Think big ideas!
Because that’s the question: what is the big idea behind the brand? What’s the strategy for the period beyond that one quarter? What is your mission, and how do you reconnect with it? How do you make sure this mission is reflected in everything you do? Who will keep it all together and be in charge of it all? What more does the brand have to offer beyond merely a series of seamless experiences that have pretty much become a given by now? Our work is not just about fitting in; it’s also about standing out: it’s about that one factor that makes a brand what it is, makes people proud to be employed by them, purchase their products, or invest in them. I predict that, in a time of economic uncertainty and advances in technology that can be copied faster than ever before, the only solid certainty will be your DNA. So it’s time to invest in that, before it’s too late.
Yes is more
Brands with a mission have buy-in, are trend-setting, have a clear sense of direction, represent stability, and are well-thought-out and well-designed. They’re more relevant than brands without a mission, giving them greater commercial value. There’s no need to be afraid of having a purpose, values and principles – in fact, it’s a necessity. It also saves you time, money and energy, since it serves as a compass, showing you where to go. In other words, you will no longer have to glom onto every new advertising fad. Yes is more.
Nowadays, brands have to operate on two different levels simultaneously.
It’s about standing out and fitting in.
Slow and fast marketing.
Strategy and tactics.
DNA and behaviour.
Being solid and flexible.
Creative direction and data direction.
In other words: relevant brands need to be built along two axes. And as an advertiser or marketer, you really only need two types of agencies to serve you.
The first type helps and advises you with the ‘Big Idea’; they translate your mission into the brand’s DNA and an intelligent strategy, and provide creative direction and design for everything your brand says and does.
The second one can manage the full integration of channels, media and production using the right data.

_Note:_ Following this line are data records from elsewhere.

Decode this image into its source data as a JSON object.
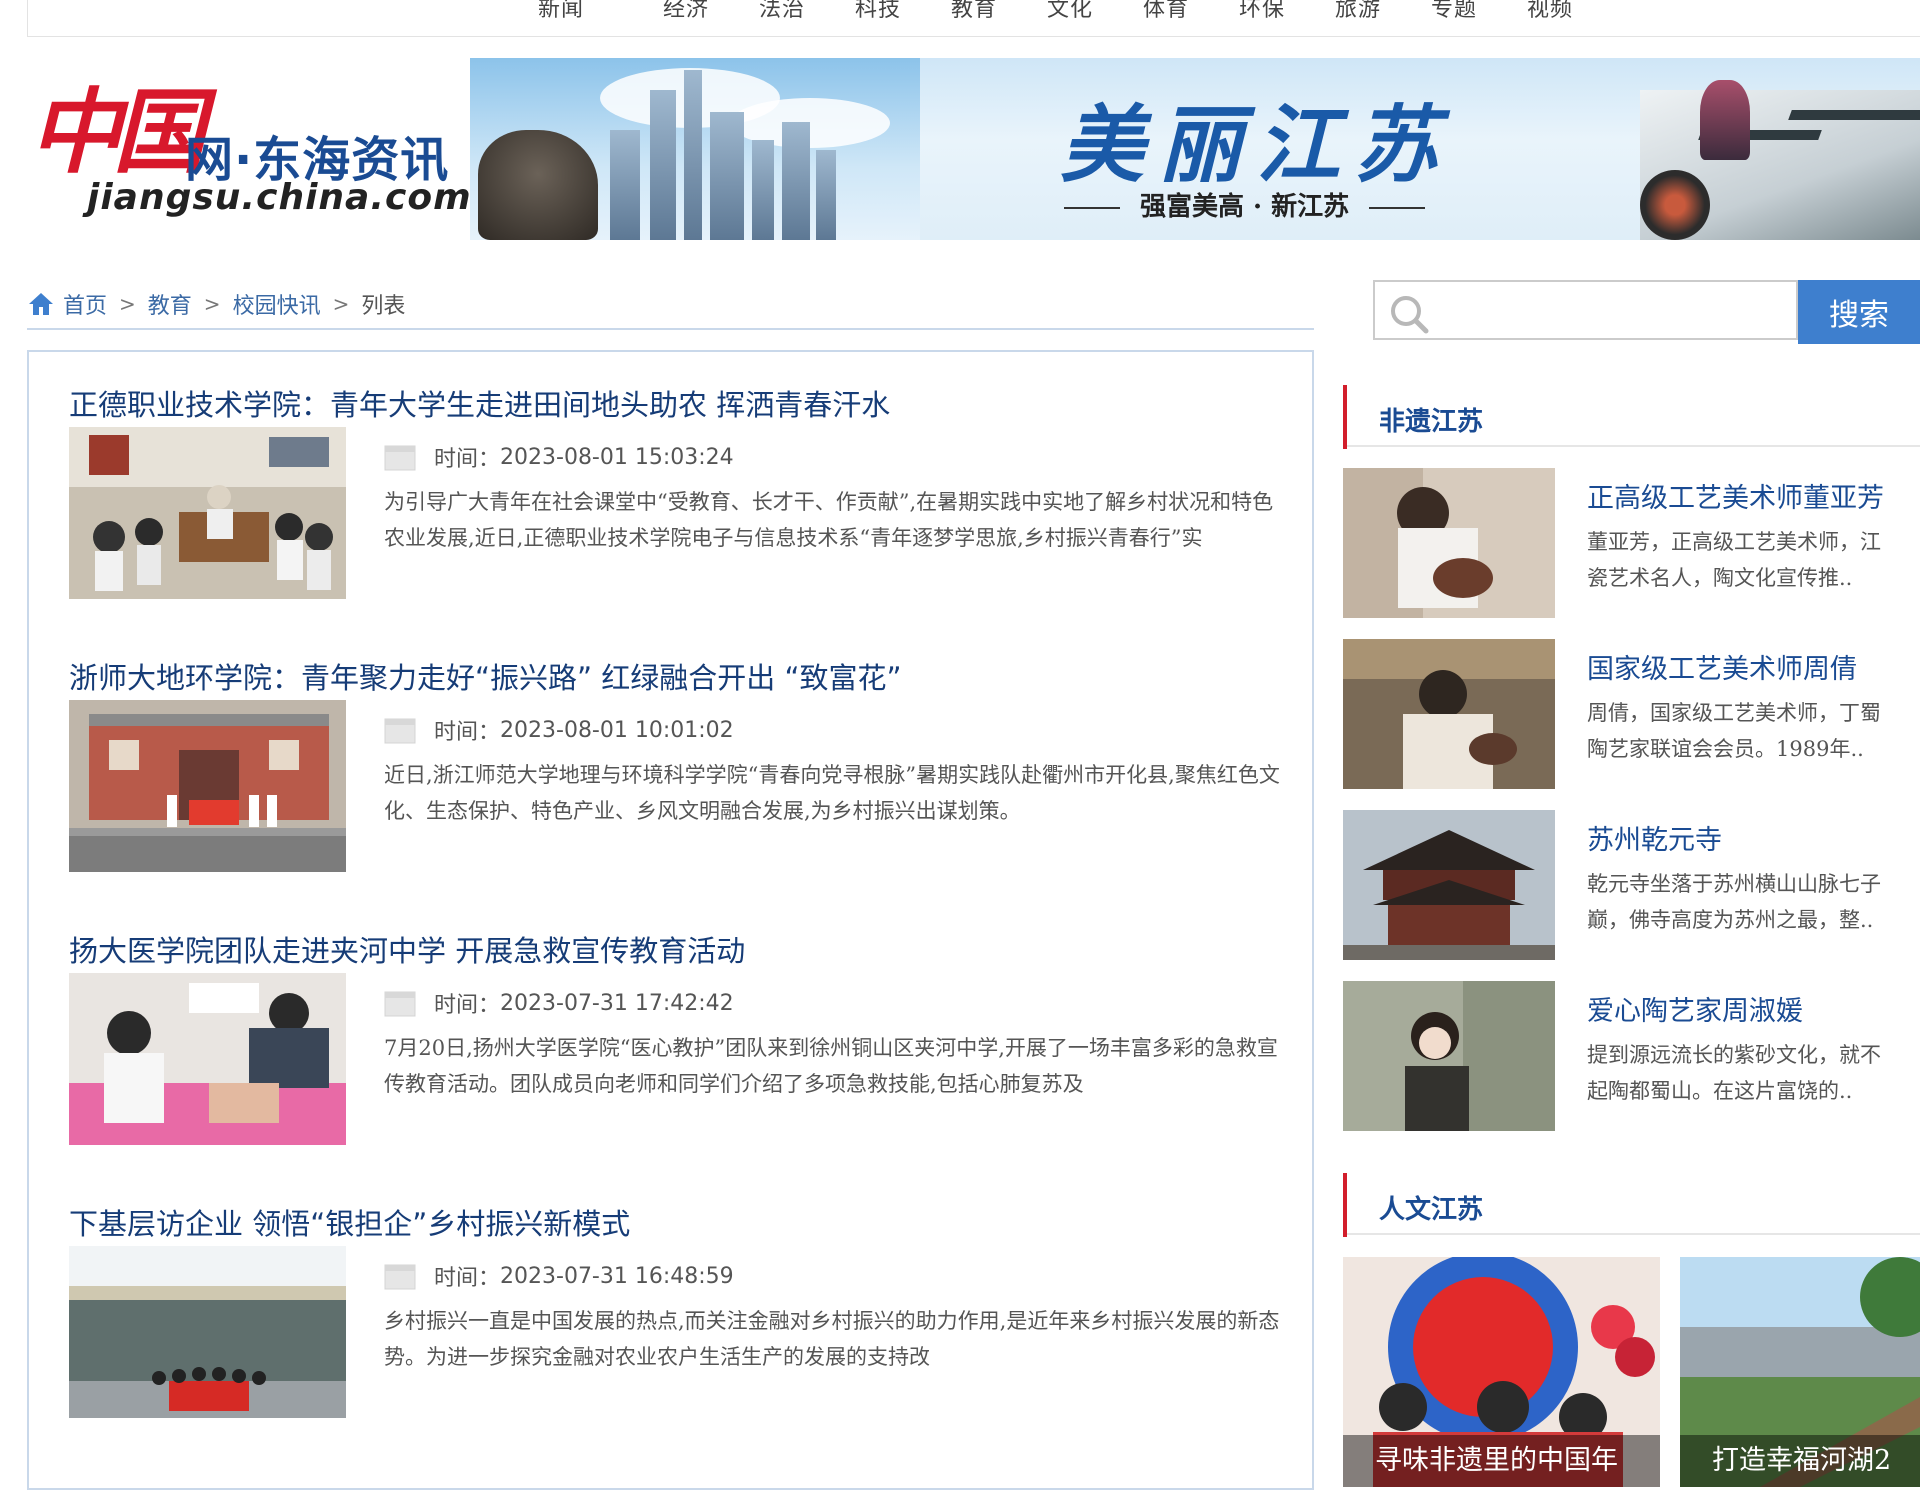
{
  "nav": {
    "items": [
      "新闻",
      "经济",
      "法治",
      "科技",
      "教育",
      "文化",
      "体育",
      "环保",
      "旅游",
      "专题",
      "视频"
    ]
  },
  "logo": {
    "mark": "中国",
    "name": "网·东海资讯",
    "url": "jiangsu.china.com.cn"
  },
  "banner": {
    "title": "美丽江苏",
    "subtitle": "强富美高 · 新江苏"
  },
  "breadcrumb": {
    "items": [
      "首页",
      "教育",
      "校园快讯"
    ],
    "current": "列表",
    "separator": ">"
  },
  "articles": [
    {
      "title": "正德职业技术学院：青年大学生走进田间地头助农  挥洒青春汗水",
      "time_label": "时间：",
      "time": "2023-08-01 15:03:24",
      "summary": "为引导广大青年在社会课堂中“受教育、长才干、作贡献”,在暑期实践中实地了解乡村状况和特色农业发展,近日,正德职业技术学院电子与信息技术系“青年逐梦学思旅,乡村振兴青春行”实"
    },
    {
      "title": "浙师大地环学院：青年聚力走好“振兴路”  红绿融合开出 “致富花”",
      "time_label": "时间：",
      "time": "2023-08-01 10:01:02",
      "summary": "近日,浙江师范大学地理与环境科学学院“青春向党寻根脉”暑期实践队赴衢州市开化县,聚焦红色文化、生态保护、特色产业、乡风文明融合发展,为乡村振兴出谋划策。"
    },
    {
      "title": "扬大医学院团队走进夹河中学  开展急救宣传教育活动",
      "time_label": "时间：",
      "time": "2023-07-31 17:42:42",
      "summary": "7月20日,扬州大学医学院“医心教护”团队来到徐州铜山区夹河中学,开展了一场丰富多彩的急救宣传教育活动。团队成员向老师和同学们介绍了多项急救技能,包括心肺复苏及"
    },
    {
      "title": "下基层访企业  领悟“银担企”乡村振兴新模式",
      "time_label": "时间：",
      "time": "2023-07-31 16:48:59",
      "summary": "乡村振兴一直是中国发展的热点,而关注金融对乡村振兴的助力作用,是近年来乡村振兴发展的新态势。为进一步探究金融对农业农户生活生产的发展的支持改"
    }
  ],
  "search": {
    "placeholder": "",
    "button": "搜索"
  },
  "sections": {
    "heritage_title": "非遗江苏",
    "humanities_title": "人文江苏"
  },
  "heritage": [
    {
      "title": "正高级工艺美术师董亚芳",
      "summary": "董亚芳，正高级工艺美术师，江\n瓷艺术名人，陶文化宣传推.."
    },
    {
      "title": "国家级工艺美术师周倩",
      "summary": "周倩，国家级工艺美术师，丁蜀\n陶艺家联谊会会员。1989年.."
    },
    {
      "title": "苏州乾元寺",
      "summary": "乾元寺坐落于苏州横山山脉七子\n巅，佛寺高度为苏州之最，整.."
    },
    {
      "title": "爱心陶艺家周淑媛",
      "summary": "提到源远流长的紫砂文化，就不\n起陶都蜀山。在这片富饶的.."
    }
  ],
  "humanities": [
    {
      "caption": "寻味非遗里的中国年"
    },
    {
      "caption": "打造幸福河湖2"
    }
  ],
  "colors": {
    "link_blue": "#163c77",
    "accent_blue": "#3e7fce",
    "section_red": "#d21e2b",
    "logo_red": "#d8182c"
  }
}
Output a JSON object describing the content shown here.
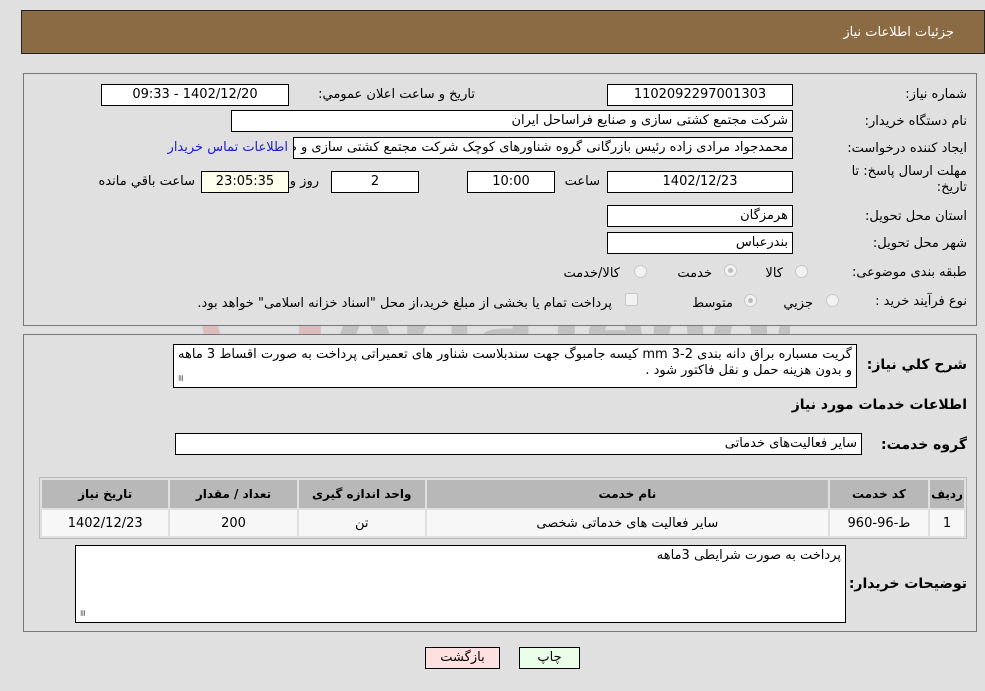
{
  "header": {
    "title": "جزئیات اطلاعات نیاز"
  },
  "info": {
    "need_number_label": "شماره نیاز:",
    "need_number": "1102092297001303",
    "announce_label": "تاریخ و ساعت اعلان عمومي:",
    "announce_value": "1402/12/20 - 09:33",
    "buyer_org_label": "نام دستگاه خریدار:",
    "buyer_org": "شرکت مجتمع کشتی سازی و صنایع فراساحل ایران",
    "creator_label": "ایجاد کننده درخواست:",
    "creator": "محمدجواد مرادی زاده رئیس بازرگانی گروه شناورهای کوچک  شرکت مجتمع کشتی سازی و صنایع فراساحل ایران",
    "contact_link": "اطلاعات تماس خریدار",
    "deadline_label_line1": "مهلت ارسال پاسخ: تا",
    "deadline_label_line2": "تاریخ:",
    "deadline_date": "1402/12/23",
    "time_label": "ساعت",
    "deadline_time": "10:00",
    "days_value": "2",
    "days_label": "روز و",
    "remaining_time": "23:05:35",
    "remaining_label": "ساعت باقي مانده",
    "province_label": "استان محل تحویل:",
    "province": "هرمزگان",
    "city_label": "شهر محل تحویل:",
    "city": "بندرعباس",
    "category_label": "طبقه بندی موضوعی:",
    "category_options": [
      "کالا",
      "خدمت",
      "کالا/خدمت"
    ],
    "category_selected": "خدمت",
    "process_label": "نوع فرآیند خرید :",
    "process_options": [
      "جزیي",
      "متوسط"
    ],
    "process_selected": "متوسط",
    "treasury_note": "پرداخت تمام یا بخشی از مبلغ خرید،از محل \"اسناد خزانه اسلامی\" خواهد بود."
  },
  "description": {
    "label": "شرح کلي نیاز:",
    "text": "گریت مسباره براق دانه بندی mm 3-2 کیسه جامبوگ جهت سندبلاست شناور های تعمیراتی پرداخت به صورت اقساط 3 ماهه و بدون هزینه حمل و نقل فاکتور شود ."
  },
  "services": {
    "section_title": "اطلاعات خدمات مورد نیاز",
    "group_label": "گروه خدمت:",
    "group_value": "سایر فعالیت‌های خدماتی",
    "columns": [
      "ردیف",
      "کد خدمت",
      "نام خدمت",
      "واحد اندازه گیری",
      "تعداد / مقدار",
      "تاریخ نیاز"
    ],
    "rows": [
      [
        "1",
        "ط-96-960",
        "سایر فعالیت های خدماتی شخصی",
        "تن",
        "200",
        "1402/12/23"
      ]
    ]
  },
  "buyer_notes": {
    "label": "توضیحات خریدار:",
    "text": "پرداخت به صورت شرایطی 3ماهه"
  },
  "buttons": {
    "print": "چاپ",
    "back": "بازگشت"
  },
  "colors": {
    "header_bg": "#8b6b43",
    "print_bg": "#eaffea",
    "back_bg": "#ffe0e0"
  },
  "watermark": "AriaTender.neT"
}
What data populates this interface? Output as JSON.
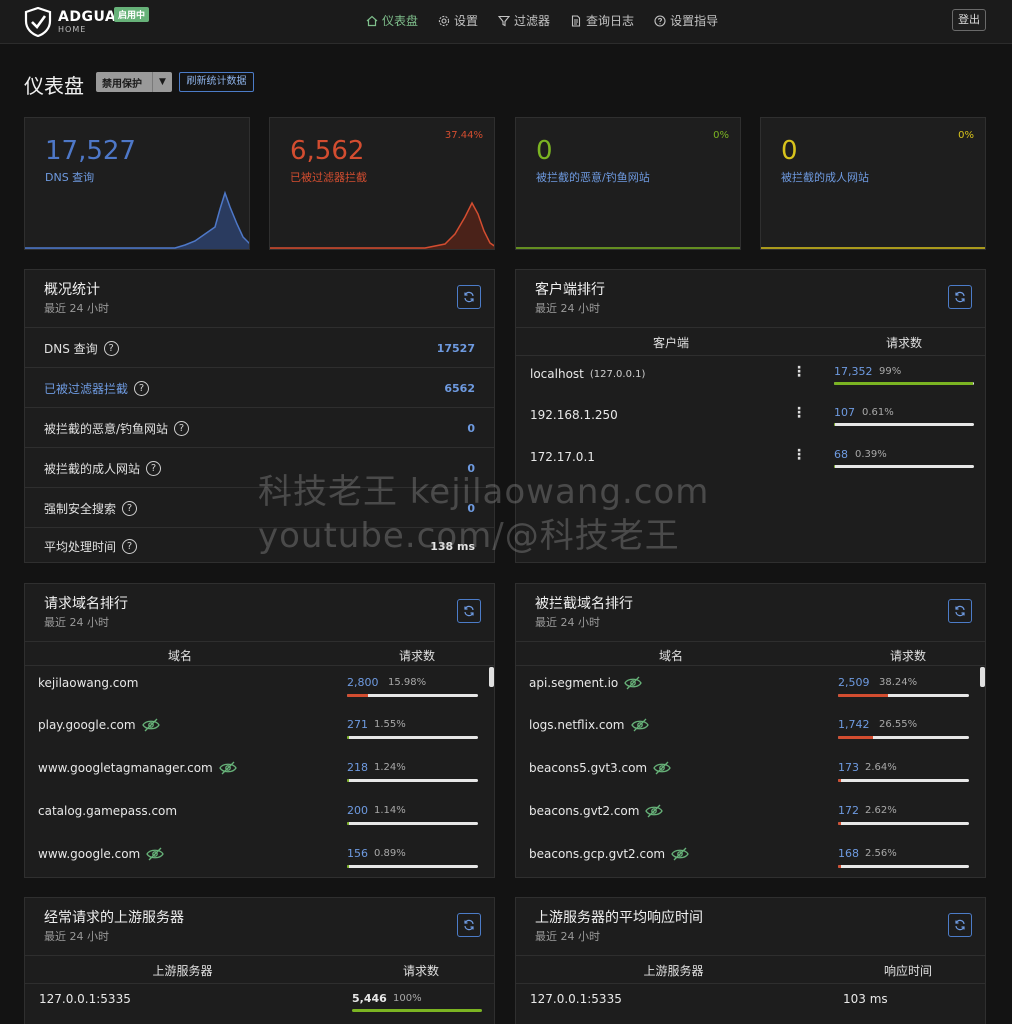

Since these two types of agencies don’t compete with each other, they have no trouble working together. Plus, it’s a lot more straightforward – and cheaper – than using the services of 4, 5, 6, 7 or 15 agencies that are basically only competing against each other.
To sum it up:
– Prioritise your mission and let this guide you in everything you do, in terms of both promise and evidence.
– Combine slow and fast marketing, using separate KPIs for each.
– Make sure your digital innovation aligns with your commercial and social mission.
– Let go of several of your agencies and choose the two that will serve you both in the short term and the long term.
– Place these agencies in charge of interaction between these slow and fast operations, so that you are free to focus on more important things.